> The problem: The answer is a single figure: how many lines below contain the word "data".
-=-=-
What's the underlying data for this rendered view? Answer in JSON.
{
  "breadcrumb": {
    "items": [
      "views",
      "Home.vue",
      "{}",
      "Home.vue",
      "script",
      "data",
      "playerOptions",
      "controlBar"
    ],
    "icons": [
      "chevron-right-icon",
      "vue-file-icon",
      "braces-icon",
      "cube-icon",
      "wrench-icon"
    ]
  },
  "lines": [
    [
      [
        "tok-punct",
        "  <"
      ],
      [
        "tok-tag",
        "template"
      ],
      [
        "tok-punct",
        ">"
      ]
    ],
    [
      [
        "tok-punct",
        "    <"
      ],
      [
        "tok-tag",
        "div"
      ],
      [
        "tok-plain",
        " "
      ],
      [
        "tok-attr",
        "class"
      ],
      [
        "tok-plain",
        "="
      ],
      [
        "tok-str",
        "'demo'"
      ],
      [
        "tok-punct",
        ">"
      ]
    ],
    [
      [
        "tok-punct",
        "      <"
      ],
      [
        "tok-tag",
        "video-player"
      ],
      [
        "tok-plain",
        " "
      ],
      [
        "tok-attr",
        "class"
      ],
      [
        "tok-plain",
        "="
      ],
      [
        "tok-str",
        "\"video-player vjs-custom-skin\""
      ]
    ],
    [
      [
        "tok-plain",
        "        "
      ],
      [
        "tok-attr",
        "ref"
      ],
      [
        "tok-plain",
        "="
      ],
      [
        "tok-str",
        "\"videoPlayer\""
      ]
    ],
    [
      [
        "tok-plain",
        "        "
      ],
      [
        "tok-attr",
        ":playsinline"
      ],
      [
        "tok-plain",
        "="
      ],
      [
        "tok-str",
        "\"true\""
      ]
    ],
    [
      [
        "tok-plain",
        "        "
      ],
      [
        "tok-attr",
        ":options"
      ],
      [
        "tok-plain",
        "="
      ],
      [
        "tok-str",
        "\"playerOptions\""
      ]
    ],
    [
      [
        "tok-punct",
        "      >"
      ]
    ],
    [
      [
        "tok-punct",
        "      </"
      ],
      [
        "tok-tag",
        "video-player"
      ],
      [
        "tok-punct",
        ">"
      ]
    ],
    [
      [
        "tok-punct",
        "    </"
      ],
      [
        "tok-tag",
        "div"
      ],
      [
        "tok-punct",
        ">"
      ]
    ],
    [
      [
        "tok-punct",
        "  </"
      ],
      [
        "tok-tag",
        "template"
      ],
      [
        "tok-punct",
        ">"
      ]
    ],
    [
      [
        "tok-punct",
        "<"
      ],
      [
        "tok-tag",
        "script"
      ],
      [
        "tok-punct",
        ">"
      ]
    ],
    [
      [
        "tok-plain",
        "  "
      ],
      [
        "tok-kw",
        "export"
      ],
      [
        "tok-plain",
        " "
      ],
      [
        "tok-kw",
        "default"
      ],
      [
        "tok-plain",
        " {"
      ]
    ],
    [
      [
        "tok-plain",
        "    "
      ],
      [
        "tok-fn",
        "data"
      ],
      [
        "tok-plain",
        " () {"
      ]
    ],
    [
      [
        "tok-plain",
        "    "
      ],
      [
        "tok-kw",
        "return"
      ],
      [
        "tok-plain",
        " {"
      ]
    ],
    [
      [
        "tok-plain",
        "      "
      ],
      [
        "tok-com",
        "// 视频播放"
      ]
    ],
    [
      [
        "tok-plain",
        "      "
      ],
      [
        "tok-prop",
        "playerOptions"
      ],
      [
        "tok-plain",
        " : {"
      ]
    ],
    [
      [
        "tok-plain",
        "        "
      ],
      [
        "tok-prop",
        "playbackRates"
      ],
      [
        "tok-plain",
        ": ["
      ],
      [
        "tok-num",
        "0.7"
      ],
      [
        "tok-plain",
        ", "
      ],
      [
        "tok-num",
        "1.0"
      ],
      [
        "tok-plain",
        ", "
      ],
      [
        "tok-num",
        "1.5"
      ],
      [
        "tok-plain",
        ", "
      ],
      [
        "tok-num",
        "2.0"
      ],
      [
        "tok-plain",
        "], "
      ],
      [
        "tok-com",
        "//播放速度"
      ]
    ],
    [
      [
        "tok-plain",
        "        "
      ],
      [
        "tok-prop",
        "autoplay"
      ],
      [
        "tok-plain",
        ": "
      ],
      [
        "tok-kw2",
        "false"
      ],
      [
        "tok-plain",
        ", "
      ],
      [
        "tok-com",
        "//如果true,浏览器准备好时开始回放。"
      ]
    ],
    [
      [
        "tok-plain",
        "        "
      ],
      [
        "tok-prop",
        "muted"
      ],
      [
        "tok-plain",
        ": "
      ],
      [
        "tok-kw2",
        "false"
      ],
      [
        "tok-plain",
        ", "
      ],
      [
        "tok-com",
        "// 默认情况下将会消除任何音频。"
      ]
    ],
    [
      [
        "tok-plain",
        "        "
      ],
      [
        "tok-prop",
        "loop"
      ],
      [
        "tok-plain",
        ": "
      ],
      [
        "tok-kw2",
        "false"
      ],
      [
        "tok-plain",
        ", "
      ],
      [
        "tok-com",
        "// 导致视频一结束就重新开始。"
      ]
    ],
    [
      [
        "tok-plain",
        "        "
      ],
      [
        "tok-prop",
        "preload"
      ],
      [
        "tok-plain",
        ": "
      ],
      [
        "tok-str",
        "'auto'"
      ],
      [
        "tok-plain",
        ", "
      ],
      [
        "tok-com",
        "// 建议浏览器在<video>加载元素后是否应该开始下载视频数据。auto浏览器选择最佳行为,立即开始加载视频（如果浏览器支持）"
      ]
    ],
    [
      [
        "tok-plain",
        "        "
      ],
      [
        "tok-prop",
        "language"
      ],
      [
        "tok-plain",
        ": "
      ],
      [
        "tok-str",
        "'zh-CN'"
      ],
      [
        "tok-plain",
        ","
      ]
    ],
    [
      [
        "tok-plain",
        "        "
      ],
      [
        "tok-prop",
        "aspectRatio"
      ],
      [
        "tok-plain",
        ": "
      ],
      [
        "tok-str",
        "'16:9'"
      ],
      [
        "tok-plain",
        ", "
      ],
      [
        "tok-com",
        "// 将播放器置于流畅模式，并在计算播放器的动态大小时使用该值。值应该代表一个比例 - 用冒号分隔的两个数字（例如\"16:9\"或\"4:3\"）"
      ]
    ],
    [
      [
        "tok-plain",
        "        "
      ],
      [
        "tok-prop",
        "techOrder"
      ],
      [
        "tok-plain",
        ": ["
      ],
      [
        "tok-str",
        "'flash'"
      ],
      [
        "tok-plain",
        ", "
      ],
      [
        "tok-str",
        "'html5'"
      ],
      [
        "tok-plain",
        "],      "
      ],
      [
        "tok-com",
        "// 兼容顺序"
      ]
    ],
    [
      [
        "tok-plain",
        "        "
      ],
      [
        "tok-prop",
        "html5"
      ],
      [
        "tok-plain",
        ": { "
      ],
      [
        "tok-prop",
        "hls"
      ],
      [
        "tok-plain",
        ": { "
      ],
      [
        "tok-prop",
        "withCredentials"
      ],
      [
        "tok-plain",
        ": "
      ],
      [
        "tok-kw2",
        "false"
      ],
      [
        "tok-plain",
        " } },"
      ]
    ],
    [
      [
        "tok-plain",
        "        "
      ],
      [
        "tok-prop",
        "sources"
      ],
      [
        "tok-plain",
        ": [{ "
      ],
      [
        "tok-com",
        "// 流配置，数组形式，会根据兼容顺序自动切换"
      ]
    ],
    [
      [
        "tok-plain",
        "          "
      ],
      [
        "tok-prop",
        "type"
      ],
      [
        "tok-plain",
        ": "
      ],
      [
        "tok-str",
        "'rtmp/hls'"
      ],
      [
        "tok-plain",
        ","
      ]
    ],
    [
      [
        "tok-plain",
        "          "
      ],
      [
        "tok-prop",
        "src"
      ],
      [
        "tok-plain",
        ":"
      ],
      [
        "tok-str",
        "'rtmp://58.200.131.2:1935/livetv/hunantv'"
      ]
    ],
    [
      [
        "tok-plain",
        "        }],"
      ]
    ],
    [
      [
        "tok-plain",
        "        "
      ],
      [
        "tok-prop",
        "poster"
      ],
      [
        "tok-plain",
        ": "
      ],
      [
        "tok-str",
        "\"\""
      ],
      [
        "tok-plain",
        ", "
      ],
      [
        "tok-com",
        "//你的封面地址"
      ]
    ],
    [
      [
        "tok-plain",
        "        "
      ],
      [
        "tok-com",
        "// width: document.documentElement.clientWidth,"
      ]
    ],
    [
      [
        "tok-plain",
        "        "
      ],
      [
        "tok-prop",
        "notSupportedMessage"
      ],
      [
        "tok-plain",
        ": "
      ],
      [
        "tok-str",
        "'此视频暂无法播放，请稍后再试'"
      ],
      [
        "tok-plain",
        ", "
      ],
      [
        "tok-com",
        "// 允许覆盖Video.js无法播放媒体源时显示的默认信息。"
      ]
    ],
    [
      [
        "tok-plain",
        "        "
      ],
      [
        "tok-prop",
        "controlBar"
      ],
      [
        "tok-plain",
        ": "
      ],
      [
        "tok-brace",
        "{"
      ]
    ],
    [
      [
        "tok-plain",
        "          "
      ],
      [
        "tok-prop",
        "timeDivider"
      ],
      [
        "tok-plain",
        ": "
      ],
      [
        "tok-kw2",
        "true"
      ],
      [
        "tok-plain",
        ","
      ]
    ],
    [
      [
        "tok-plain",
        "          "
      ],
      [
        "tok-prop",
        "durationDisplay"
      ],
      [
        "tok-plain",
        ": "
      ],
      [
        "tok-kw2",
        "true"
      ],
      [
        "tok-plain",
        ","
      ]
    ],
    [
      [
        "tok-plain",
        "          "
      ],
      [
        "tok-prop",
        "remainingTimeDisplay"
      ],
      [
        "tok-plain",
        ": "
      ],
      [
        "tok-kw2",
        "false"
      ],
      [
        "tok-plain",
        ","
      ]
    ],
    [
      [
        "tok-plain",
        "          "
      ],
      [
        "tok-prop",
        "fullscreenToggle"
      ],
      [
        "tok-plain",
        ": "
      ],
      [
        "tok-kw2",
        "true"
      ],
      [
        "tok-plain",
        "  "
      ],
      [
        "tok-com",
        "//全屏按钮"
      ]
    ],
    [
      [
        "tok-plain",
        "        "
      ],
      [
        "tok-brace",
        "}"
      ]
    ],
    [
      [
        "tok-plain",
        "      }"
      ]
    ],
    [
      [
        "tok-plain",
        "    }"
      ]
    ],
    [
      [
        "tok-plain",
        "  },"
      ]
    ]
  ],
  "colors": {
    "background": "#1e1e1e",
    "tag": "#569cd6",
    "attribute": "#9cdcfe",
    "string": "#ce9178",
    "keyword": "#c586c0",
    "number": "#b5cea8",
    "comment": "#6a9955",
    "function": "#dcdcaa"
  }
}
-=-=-
> Finished exercise: 3